The vintage date is the next best thing if there isn’t an expiration date. This is the year printed on the wine label, and it indicates when the grapes for that bottle were harvested. You may easily estimate the expiration date if you have this data ready. To see if your wine is within range to consume, add a year to white wine and two years to red wine, then follow the chart above.

Analyze The Wine’s Kind

Remember that expensive wines are generally supposed to be aged, so throwing out a perfectly decent (and potentially significant) bottle of wine simply because you didn’t think it would last is a waste. Red wines, on average, age better than white and sparkling wines.

How Long Does a Bottle of Wine Last After It’s Been Opened?

Most wines are only good for 3–5 days after being opened. Naturally, this is very dependent on the sort of wine! Find out more about this in the sections below.

But don’t worry, because spoiled wine is simply vinegar, it won’t harm you.

Here’s How Long Different Wines Last When Opened

Sparkling Wine

Sparkling Wine

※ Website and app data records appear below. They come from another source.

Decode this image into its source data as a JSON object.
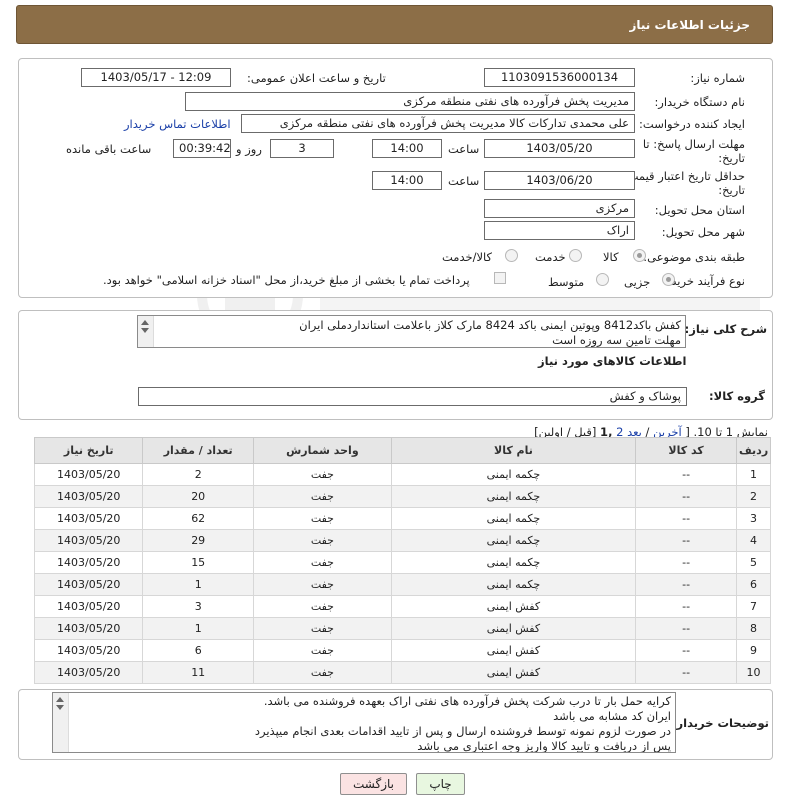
{
  "header": {
    "title": "جزئیات اطلاعات نیاز"
  },
  "form": {
    "need_number_label": "شماره نیاز:",
    "need_number": "1103091536000134",
    "announce_label": "تاریخ و ساعت اعلان عمومی:",
    "announce_value": "1403/05/17 - 12:09",
    "buyer_org_label": "نام دستگاه خریدار:",
    "buyer_org": "مدیریت پخش فرآورده های نفتی منطقه مرکزی",
    "creator_label": "ایجاد کننده درخواست:",
    "creator": "علی محمدی تدارکات کالا مدیریت پخش فرآورده های نفتی منطقه مرکزی",
    "contact_link": "اطلاعات تماس خریدار",
    "reply_deadline_label_1": "مهلت ارسال پاسخ: تا",
    "reply_deadline_label_2": "تاریخ:",
    "reply_date": "1403/05/20",
    "time_label": "ساعت",
    "reply_time": "14:00",
    "days_value": "3",
    "days_label": "روز و",
    "remaining_value": "00:39:42",
    "remaining_label": "ساعت باقی مانده",
    "price_validity_label_1": "حداقل تاریخ اعتبار قیمت: تا",
    "price_validity_label_2": "تاریخ:",
    "price_date": "1403/06/20",
    "price_time": "14:00",
    "province_label": "استان محل تحویل:",
    "province": "مرکزی",
    "city_label": "شهر محل تحویل:",
    "city": "اراک",
    "category_label": "طبقه بندی موضوعی:",
    "category_options": [
      "کالا",
      "خدمت",
      "کالا/خدمت"
    ],
    "process_label": "نوع فرآیند خرید :",
    "process_options": [
      "جزیی",
      "متوسط"
    ],
    "payment_note": "پرداخت تمام یا بخشی از مبلغ خرید،از محل \"اسناد خزانه اسلامی\" خواهد بود."
  },
  "description": {
    "label": "شرح کلی نیاز:",
    "line1": "کفش باکد8412 وپوتین ایمنی باکد 8424 مارک کلاز باعلامت استانداردملی ایران",
    "line2": "مهلت تامین سه روزه است"
  },
  "goods": {
    "section_title": "اطلاعات کالاهای مورد نیاز",
    "group_label": "گروه کالا:",
    "group_value": "پوشاک و کفش",
    "pagination_prefix": "نمایش 1 تا 10. [",
    "pag_last": "آخرین",
    "pag_sep": "/",
    "pag_next": "بعد",
    "pag_2": "2",
    "pag_current": ",1",
    "pag_suffix": "[قبل / اولین]",
    "columns": [
      "ردیف",
      "کد کالا",
      "نام کالا",
      "واحد شمارش",
      "تعداد / مقدار",
      "تاریخ نیاز"
    ],
    "rows": [
      [
        "1",
        "--",
        "چکمه ایمنی",
        "جفت",
        "2",
        "1403/05/20"
      ],
      [
        "2",
        "--",
        "چکمه ایمنی",
        "جفت",
        "20",
        "1403/05/20"
      ],
      [
        "3",
        "--",
        "چکمه ایمنی",
        "جفت",
        "62",
        "1403/05/20"
      ],
      [
        "4",
        "--",
        "چکمه ایمنی",
        "جفت",
        "29",
        "1403/05/20"
      ],
      [
        "5",
        "--",
        "چکمه ایمنی",
        "جفت",
        "15",
        "1403/05/20"
      ],
      [
        "6",
        "--",
        "چکمه ایمنی",
        "جفت",
        "1",
        "1403/05/20"
      ],
      [
        "7",
        "--",
        "کفش ایمنی",
        "جفت",
        "3",
        "1403/05/20"
      ],
      [
        "8",
        "--",
        "کفش ایمنی",
        "جفت",
        "1",
        "1403/05/20"
      ],
      [
        "9",
        "--",
        "کفش ایمنی",
        "جفت",
        "6",
        "1403/05/20"
      ],
      [
        "10",
        "--",
        "کفش ایمنی",
        "جفت",
        "11",
        "1403/05/20"
      ]
    ]
  },
  "buyer_notes": {
    "label": "توضیحات خریدار:",
    "lines": [
      "کرایه حمل بار تا درب شرکت  پخش فرآورده های نفتی اراک بعهده فروشنده می باشد.",
      "ایران کد مشابه می باشد",
      "در صورت لزوم نمونه توسط فروشنده ارسال و پس از تایید اقدامات بعدی انجام میپذیرد",
      "پس از دریافت و تایید کالا واریز وجه اعتباری می باشد"
    ]
  },
  "buttons": {
    "print": "چاپ",
    "back": "بازگشت"
  },
  "colors": {
    "header_bg": "#8c6e47",
    "print_bg": "#e8f7e0",
    "back_bg": "#fbe3e3"
  }
}
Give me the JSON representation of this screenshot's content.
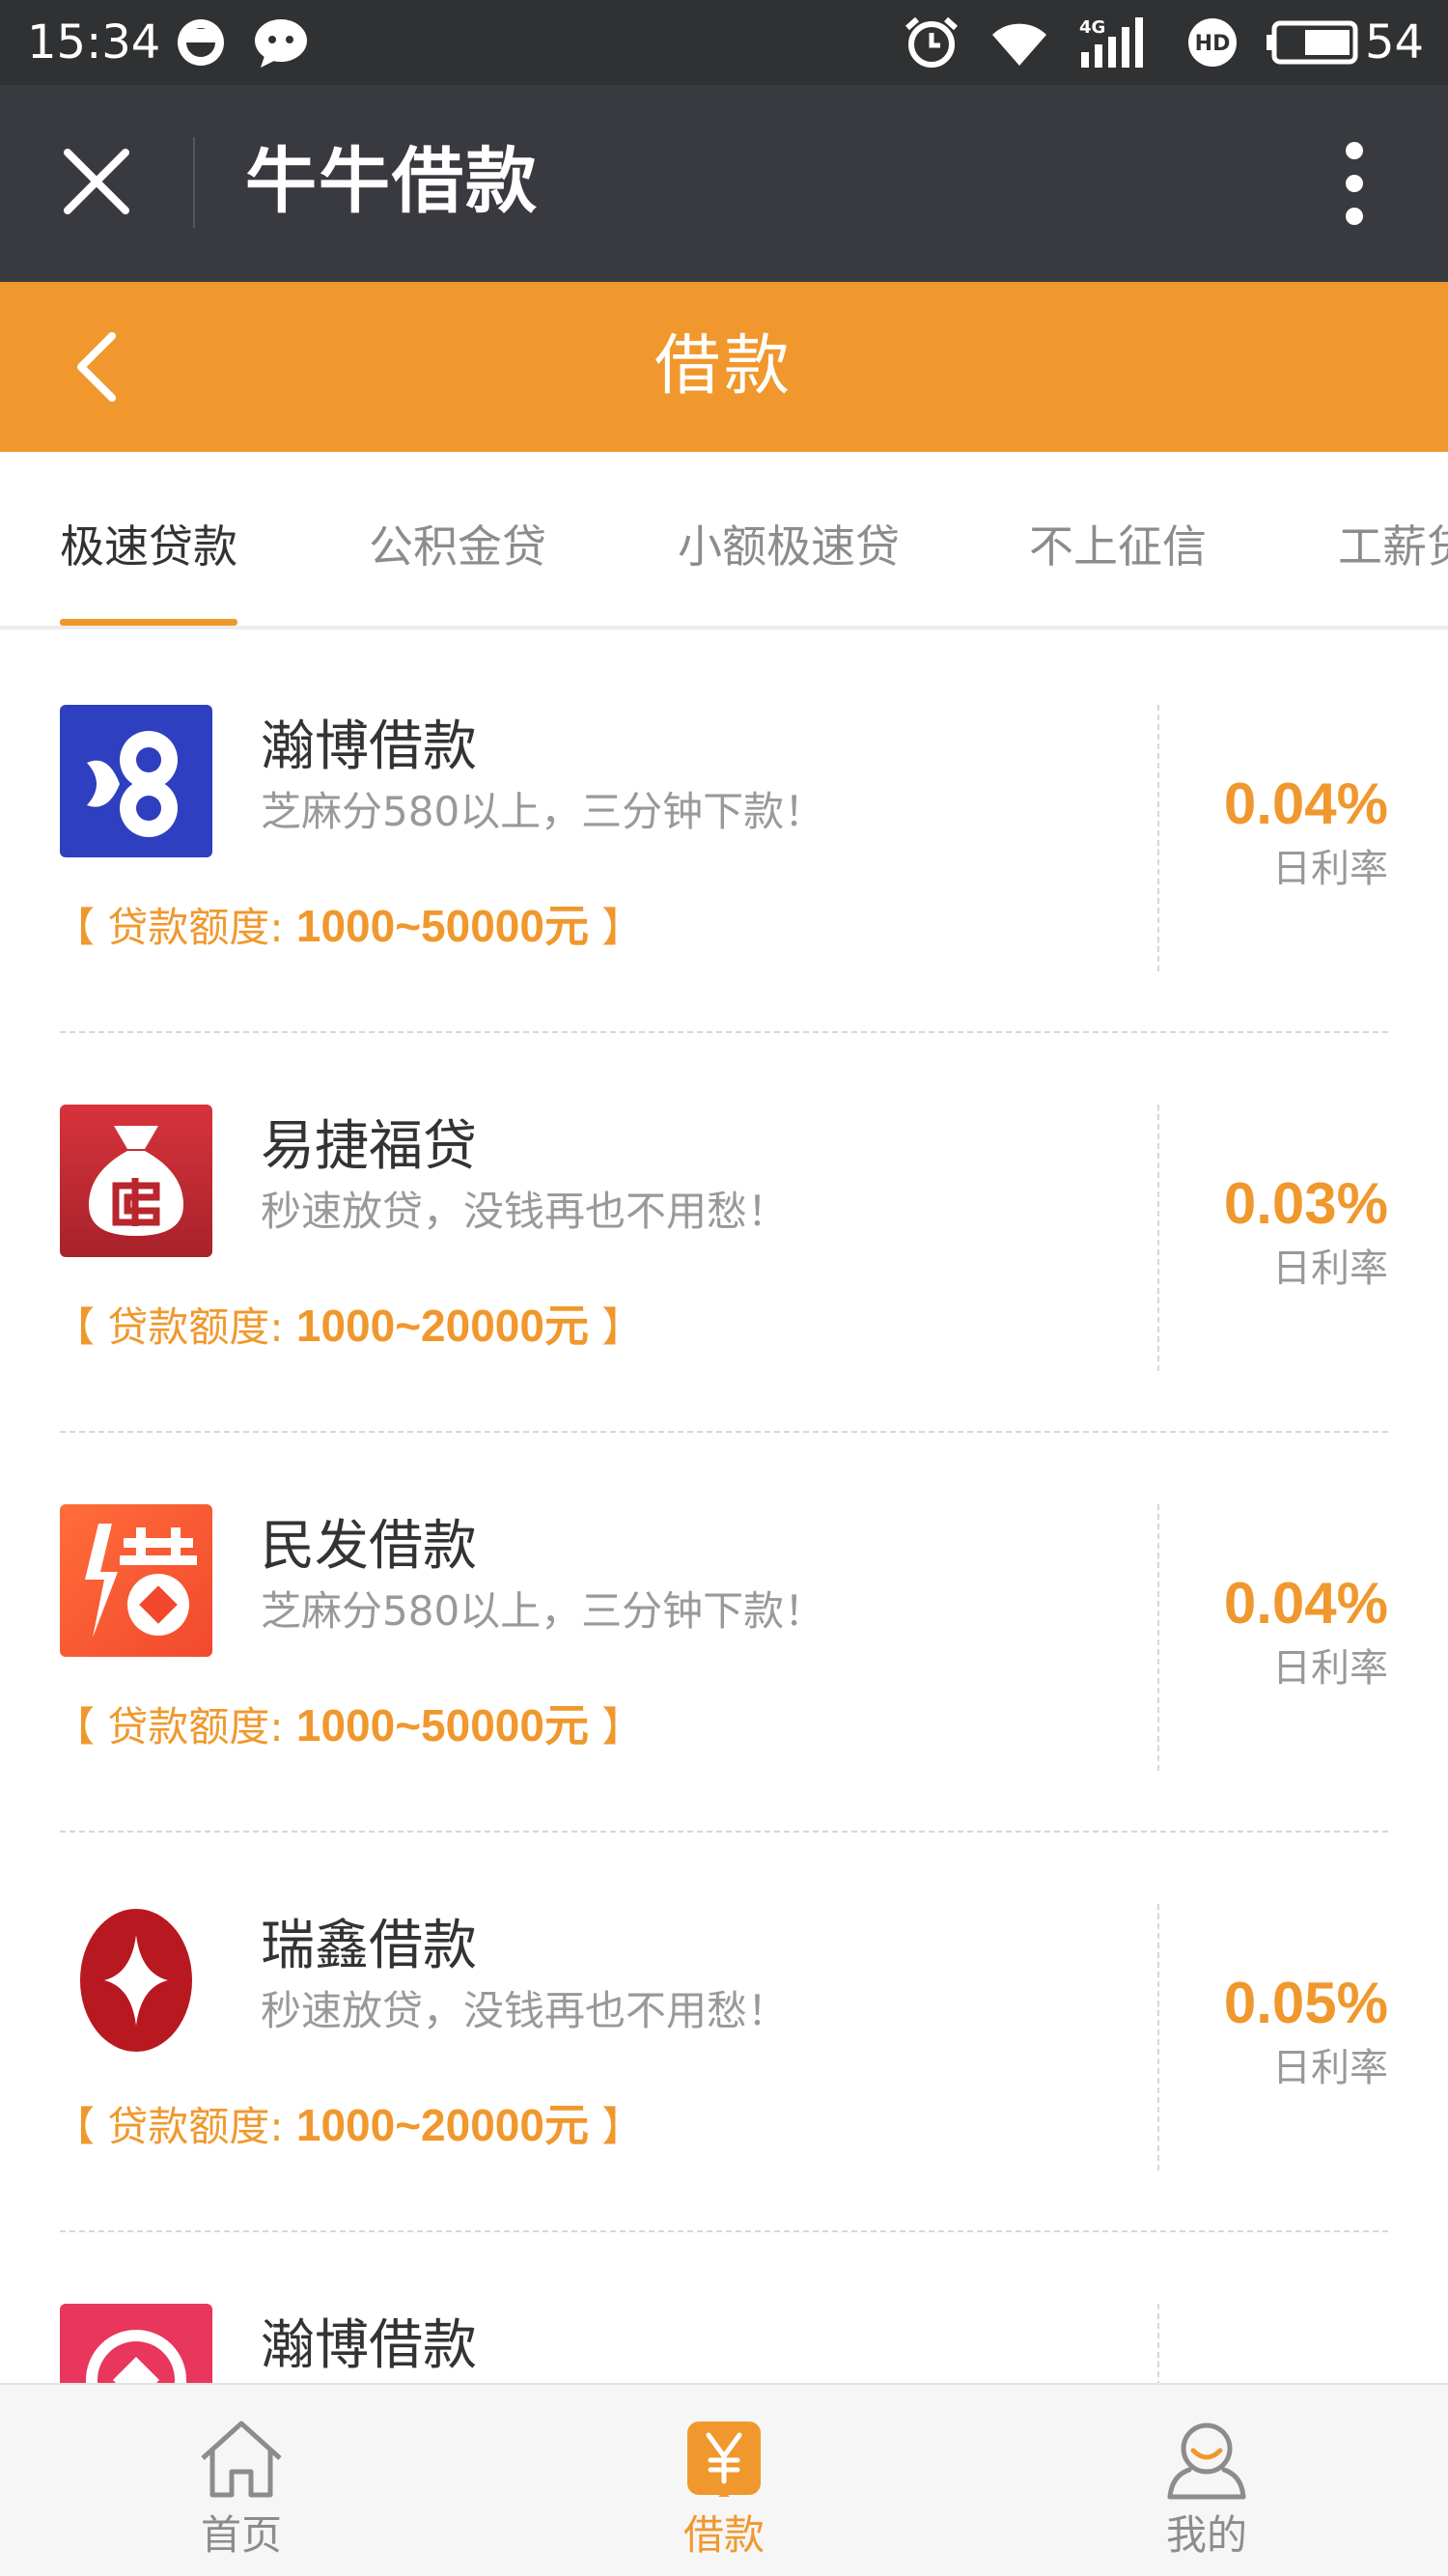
{
  "status_bar": {
    "time": "15:34",
    "network": "4G",
    "battery_percent": "54",
    "icons": [
      "smiley-icon",
      "chat-bubble-icon",
      "alarm-icon",
      "wifi-icon",
      "signal-icon",
      "hd-icon",
      "battery-icon"
    ]
  },
  "titlebar": {
    "title": "牛牛借款",
    "close_icon": "close-icon",
    "more_icon": "more-vertical-icon",
    "background": "#393a3f"
  },
  "header": {
    "title": "借款",
    "back_icon": "chevron-left-icon",
    "background": "#f0982d"
  },
  "tabs": [
    {
      "label": "极速贷款",
      "active": true
    },
    {
      "label": "公积金贷",
      "active": false
    },
    {
      "label": "小额极速贷",
      "active": false
    },
    {
      "label": "不上征信",
      "active": false
    },
    {
      "label": "工薪贷",
      "active": false
    }
  ],
  "loans": [
    {
      "name": "瀚博借款",
      "desc": "芝麻分580以上，三分钟下款！",
      "amount_prefix": "【 贷款额度: ",
      "amount": "1000~50000元",
      "amount_suffix": " 】",
      "rate": "0.04%",
      "rate_label": "日利率",
      "logo": "hanbo-logo-icon"
    },
    {
      "name": "易捷福贷",
      "desc": "秒速放贷，没钱再也不用愁！",
      "amount_prefix": "【 贷款额度: ",
      "amount": "1000~20000元",
      "amount_suffix": " 】",
      "rate": "0.03%",
      "rate_label": "日利率",
      "logo": "money-bag-icon"
    },
    {
      "name": "民发借款",
      "desc": "芝麻分580以上，三分钟下款！",
      "amount_prefix": "【 贷款额度: ",
      "amount": "1000~50000元",
      "amount_suffix": " 】",
      "rate": "0.04%",
      "rate_label": "日利率",
      "logo": "jie-character-logo-icon"
    },
    {
      "name": "瑞鑫借款",
      "desc": "秒速放贷，没钱再也不用愁！",
      "amount_prefix": "【 贷款额度: ",
      "amount": "1000~20000元",
      "amount_suffix": " 】",
      "rate": "0.05%",
      "rate_label": "日利率",
      "logo": "red-seed-logo-icon"
    },
    {
      "name": "瀚博借款",
      "desc": "",
      "amount_prefix": "",
      "amount": "",
      "amount_suffix": "",
      "rate": "",
      "rate_label": "",
      "logo": "pink-coin-logo-icon"
    }
  ],
  "bottom_nav": [
    {
      "label": "首页",
      "icon": "home-icon",
      "active": false
    },
    {
      "label": "借款",
      "icon": "yen-icon",
      "active": true
    },
    {
      "label": "我的",
      "icon": "user-icon",
      "active": false
    }
  ],
  "colors": {
    "accent": "#f0982d",
    "text": "#333333",
    "muted": "#999999"
  }
}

1–3 Days In The Fridge With A Sparkling Wine Stopper Sparkling Wines Lose Their Carbonation Quickly After Opening. A Traditional Method Sparkling Wine, Such As Cava Or Champagne, Will Last A Little Longer Than A Tank Method Sparkling Wine Like Prosecco. The Traditional Method Wines Have More Atmospheres Of Pressure (More Bubbles) In Them When They’re Bottled, Which Is Why They Tend To Last Longer.

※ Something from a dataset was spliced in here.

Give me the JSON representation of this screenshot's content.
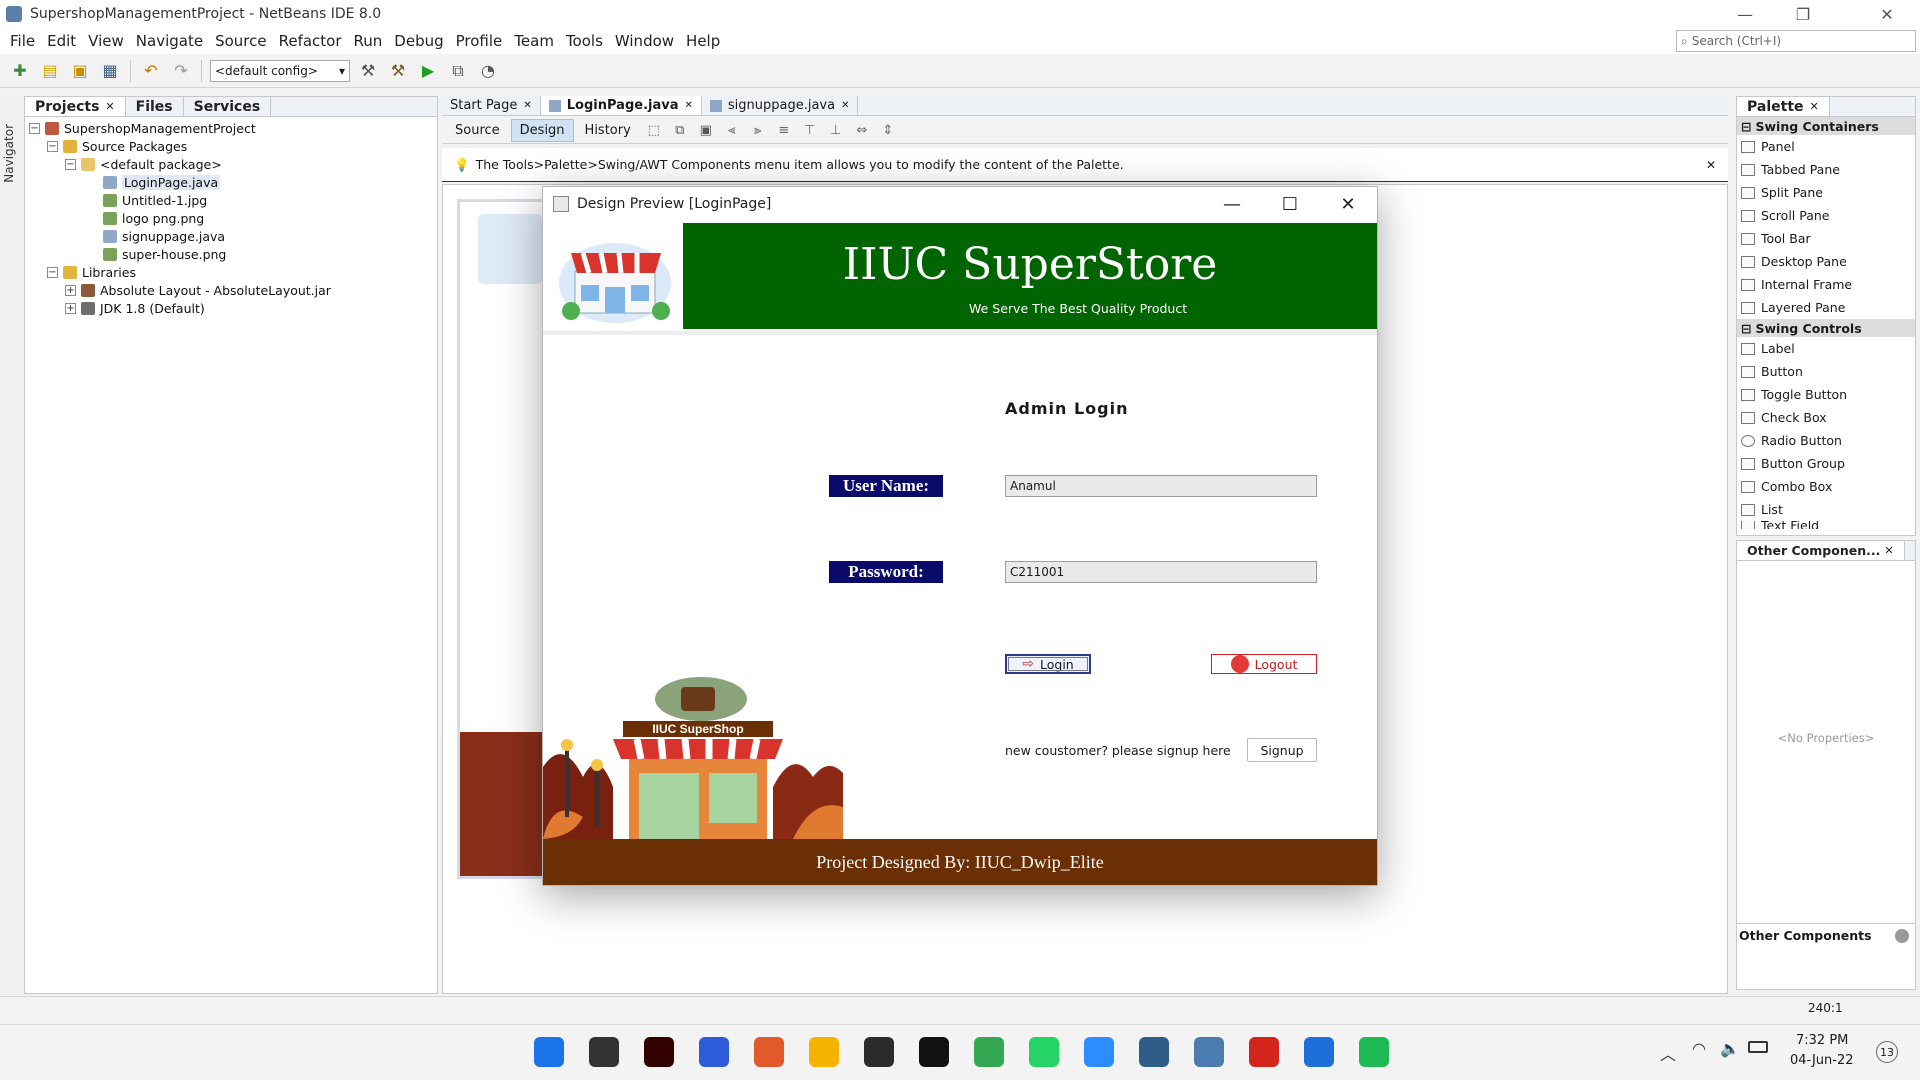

Light White, Sweet White, and Rose wine

5–7 days in the fridge with a cork Most light white and rosé wines will be drinkable for up to a week when stored in your refrigerator. You’ll notice the taste will change subtly after the first day as the wine oxidizes. The overall fruit character of the wine will often diminish, becoming less vibrant.

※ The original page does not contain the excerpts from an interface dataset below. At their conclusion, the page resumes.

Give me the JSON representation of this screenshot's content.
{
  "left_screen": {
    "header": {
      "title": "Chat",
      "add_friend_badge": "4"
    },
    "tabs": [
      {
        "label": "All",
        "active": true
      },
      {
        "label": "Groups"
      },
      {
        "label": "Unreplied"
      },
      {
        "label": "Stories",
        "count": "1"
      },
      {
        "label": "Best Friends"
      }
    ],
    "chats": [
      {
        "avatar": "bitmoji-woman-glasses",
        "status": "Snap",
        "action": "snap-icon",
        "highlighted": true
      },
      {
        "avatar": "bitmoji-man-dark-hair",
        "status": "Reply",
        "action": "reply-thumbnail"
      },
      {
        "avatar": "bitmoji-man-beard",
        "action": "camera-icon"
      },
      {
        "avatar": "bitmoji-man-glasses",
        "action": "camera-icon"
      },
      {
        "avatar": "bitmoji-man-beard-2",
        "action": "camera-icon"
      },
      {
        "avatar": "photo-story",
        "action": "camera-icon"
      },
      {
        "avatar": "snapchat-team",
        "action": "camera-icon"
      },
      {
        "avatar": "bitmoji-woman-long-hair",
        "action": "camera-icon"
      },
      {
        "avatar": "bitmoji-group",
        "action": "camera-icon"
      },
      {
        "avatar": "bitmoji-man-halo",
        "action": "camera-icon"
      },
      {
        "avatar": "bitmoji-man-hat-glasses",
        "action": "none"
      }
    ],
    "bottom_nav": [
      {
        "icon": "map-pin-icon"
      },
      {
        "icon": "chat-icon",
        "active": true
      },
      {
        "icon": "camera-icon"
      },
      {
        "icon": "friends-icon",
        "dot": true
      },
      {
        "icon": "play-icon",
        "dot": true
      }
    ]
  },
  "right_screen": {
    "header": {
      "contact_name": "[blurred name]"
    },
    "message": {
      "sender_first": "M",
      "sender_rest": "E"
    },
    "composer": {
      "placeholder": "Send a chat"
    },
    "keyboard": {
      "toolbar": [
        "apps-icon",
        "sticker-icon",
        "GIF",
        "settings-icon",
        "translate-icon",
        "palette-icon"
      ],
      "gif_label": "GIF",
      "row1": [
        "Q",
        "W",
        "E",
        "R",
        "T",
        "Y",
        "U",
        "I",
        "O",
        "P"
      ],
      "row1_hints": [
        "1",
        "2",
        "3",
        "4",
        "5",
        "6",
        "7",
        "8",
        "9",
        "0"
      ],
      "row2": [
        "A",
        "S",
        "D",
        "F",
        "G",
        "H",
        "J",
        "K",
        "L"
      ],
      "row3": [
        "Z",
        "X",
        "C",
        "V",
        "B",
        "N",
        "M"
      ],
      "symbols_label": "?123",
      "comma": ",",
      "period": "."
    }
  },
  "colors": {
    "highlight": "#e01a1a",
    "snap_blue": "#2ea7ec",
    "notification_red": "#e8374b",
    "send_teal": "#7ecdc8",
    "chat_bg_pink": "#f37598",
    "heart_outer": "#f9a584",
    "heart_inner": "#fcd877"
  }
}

Rose wine

You can sniff an unopened bottle of wine that has gone bad to see if it’s still good. Unopened bottles of wine have a longer shelf life than opened bottles. You can inspect the cork by taking a whiff in addition to smelling it. It’s probably not a problem if the cork has sunken, and the wine isn’t aged if the cork is sunken.

Full-Bodied White Wine

Full-Bodied White Wine

3–5 days in the fridge with a cork Full-bodied white wines, like oaked Chardonnay and Viognier, tend to oxidize more quickly because they saw more oxygen during their pre-bottling aging process. Be sure always to keep them corked and in the fridge. If you drink a lot of this type of wine, it’s a brilliant idea to invest in vacuum caps.

Red Wine

3–5 days with a cork in a cold, dark environment The longer a red wine lasts after opening, the more tannin and acidity it contains. As a result, a light red with minimal tannins, such as Pinot Noir, will not last as long as a rich red, such as Petite Sirah. Even after the first day of opening, some wines will improve. After opening red wines, store them in a fridge or a dark, excellent spot. If you don’t have a chiller, keeping the wine in the fridge is preferable to leaving it out in a 70°F (21°C) room.

Le Petit Chavin Merlot Non-Alcoholic Red Wine


If you buy a previously opened bottle of wine, it’s likely to be contaminated with bacteria or fungi. Suppose a wine has been exposed to airly. For an extended period, a fungus or bacteria might influence its scent. If you want to make sure this wine is still delicious, stay away from it. It’s crucial to remember that meals and drinks don’t endure indefinitely.

 Red Fortified Wine

Red fortified wine

Twenty-eight days with a cork in a cold, dark area Because brandy is added to fortified wines like Port, Sherry, and Marsala, they have a significantly extended shelf life. While these wines appear fantastic when exhibited on a high shelf, exposure to light and heat will cause them to lose their brilliant tastes more rapidly. Madeira and Marsala are the two wines that will keep indefinitely once opened since they’ve already been oxidized and cooked! To give you an idea, the sweeter the dessert wine is, the longer it will stay open. The same temperature-based guidelines apply here: they should be kept in the refrigerator.


If you’ve just opened an unopened wine bottle, you’ll be surprised by how bad it is. This is because air can turn the alcohol in the wine into acetic acid. In addition to this, the wine can also have a foul odor. It can also be cloudy or discolored, and its cork can be poorly positioned. All of these signs will tell you that the wine is terrible.